During excavation of the cremation cemetery of urnfield culture in Legnica at Spokojna Street (Lower Silesia, Poland), dated to 1100-700 BC, the largest - so far in Poland – a collection of casting moulds from the Bronze Age was discovered: three moulds for axes casting made out of stone and five moulds for casting sickles, razors, spearhead and chisels, made out of clay. This archaeological find constituted fittings of foundrymen’s graves. In order to perform the complete analysis of moulds in respect of their application in the Bronze Age casting technology analytical methods, as well as, computer aided methods of technological processes were used.

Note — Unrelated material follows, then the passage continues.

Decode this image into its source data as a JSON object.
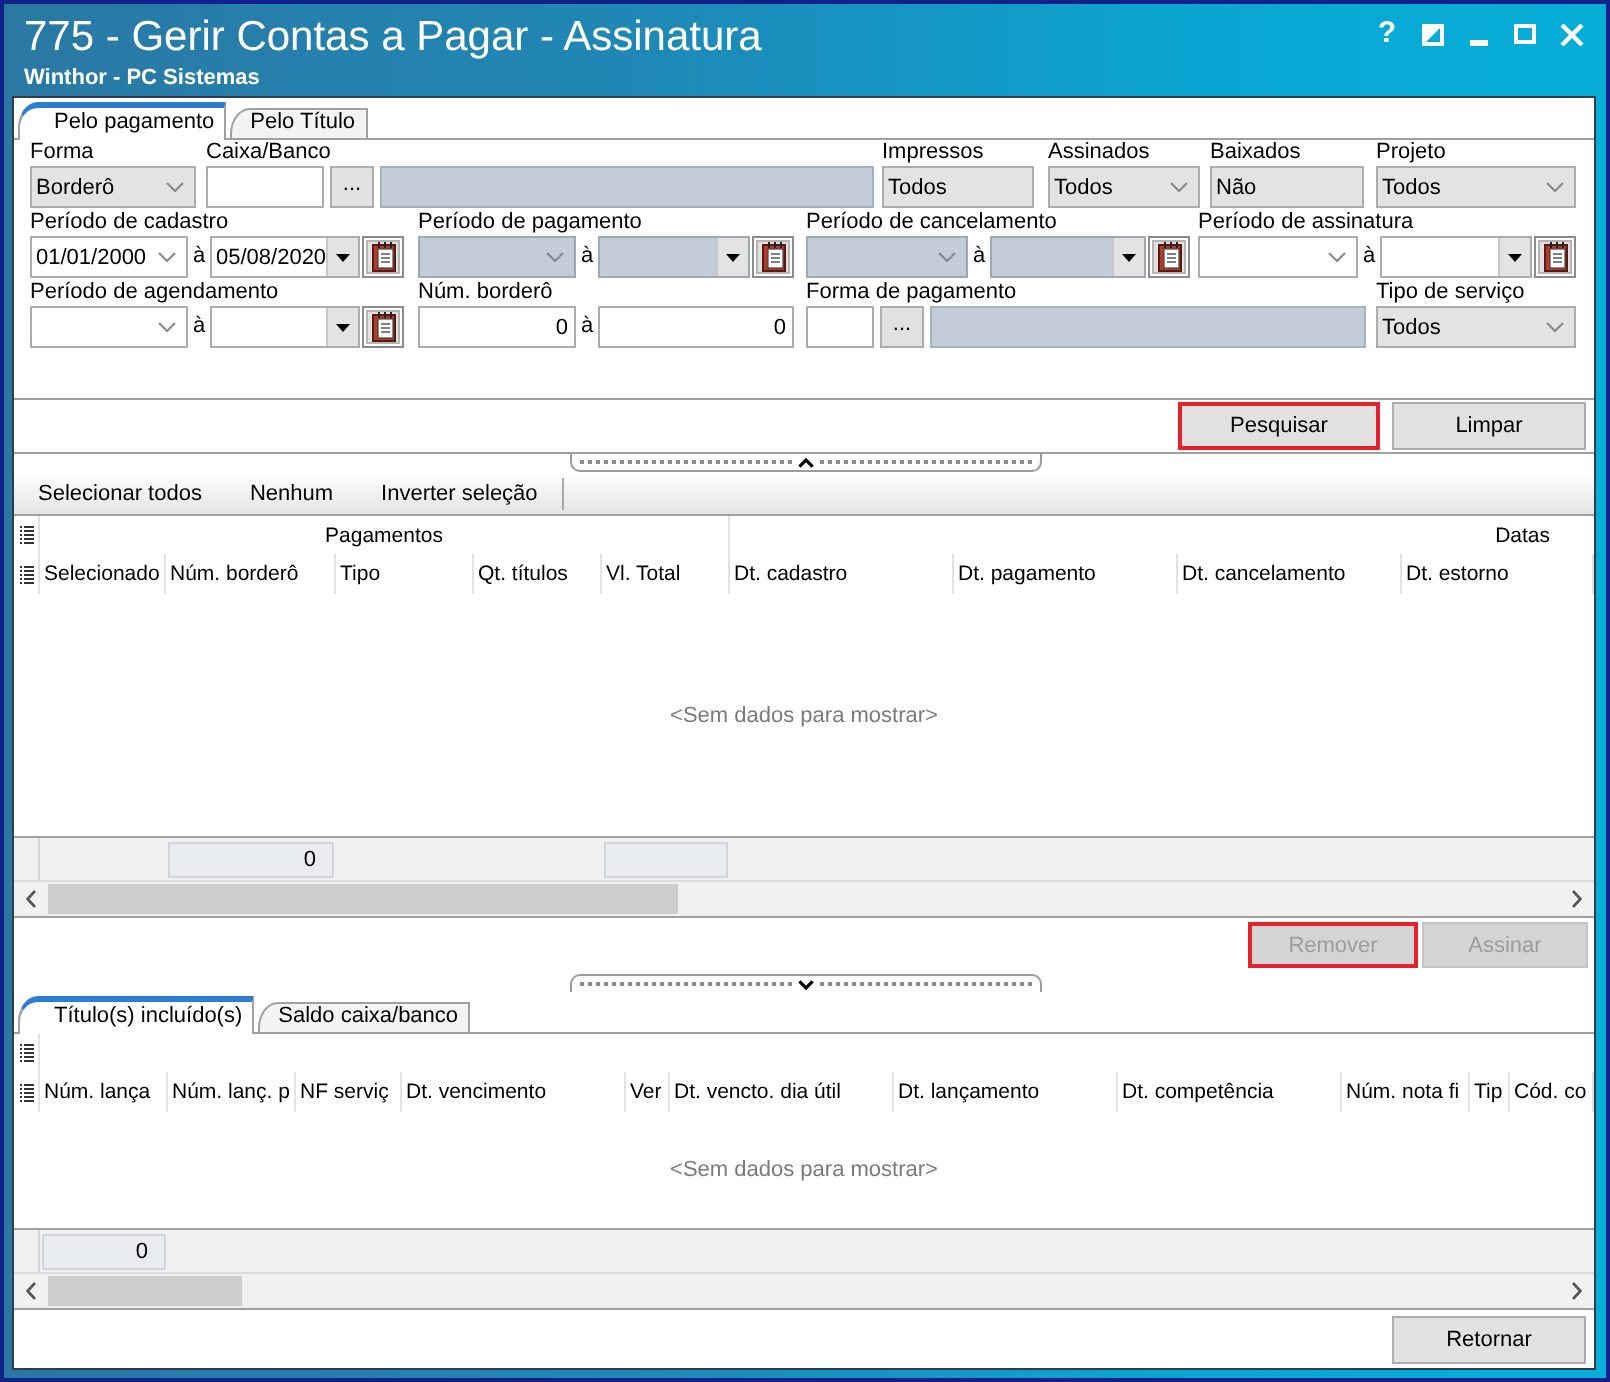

Macroscopic investigations were performed and the X-ray fluorescence spectrometry method was used to analyse the chemical composition and metal elements content in mould cavities. Moulds were subjected to three-dimensional scanning and due to the reverse engineering the geometry of castings produced in these moulds were obtained. The gathered data was used to perform design and research works by means of the MAGMA5 software. Various variants of the pouring process and alloys solidification in these archaeological moulds were simulated. The obtained results were utilised in the interpretation of the Bronze Age casting production in stone and clay moulds, with regard to their quality and possibility of casting defects occurrence being the result of these moulds construction. The reverse engineering, modelling and computer simulation allowed the analysis of moulds and castings. Investigations of casting moulds together with their digitalisation and reconstruction of casting technology, confirm the high advancement degree of production processes in the Bronze Age.
Time series of weekly and daily solutions for coordinates of permanent GNSS stations may indicate local deformations in Earth’s crust or local seasonal changes in the atmosphere and hydrosphere. The errors of the determined changes are relatively large, frequently at the level of the signal. Satellite radar interferometry and especially Persistent Scatterer Interferometry (PSI) is a method of a very high accuracy. Its weakness is a relative nature of measurements as well as accumulation of errors which may occur in the case of PSI processing of large areas. It is thus beneficial to confront the results of PSI measurements with those from other techniques, such as GNSS and precise levelling. PSI and GNSS results were jointly processed recreating the history of surface deformation of the area of Warsaw metropolitan with the use of radar images from Envisat and Cosmo- SkyMed satellites. GNSS data from Borowa Gora and Jozefoslaw observatories as well as from WAT1 and CBKA permanent GNSS stations were used to validate the obtained results. Observations from 2000–2015 were processed with the Bernese v.5.0 software. Relative height changes between the GNSS stations were determined from GNSS data and relative height changes between the persistent scatterers located on the objects with GNSS stations were determined from the interferometric results. The consistency of results of the two methods was 3 to 4 times better than the theoretical accuracy of each. The joint use of both methods allows to extract a very small height change below the level of measurement error.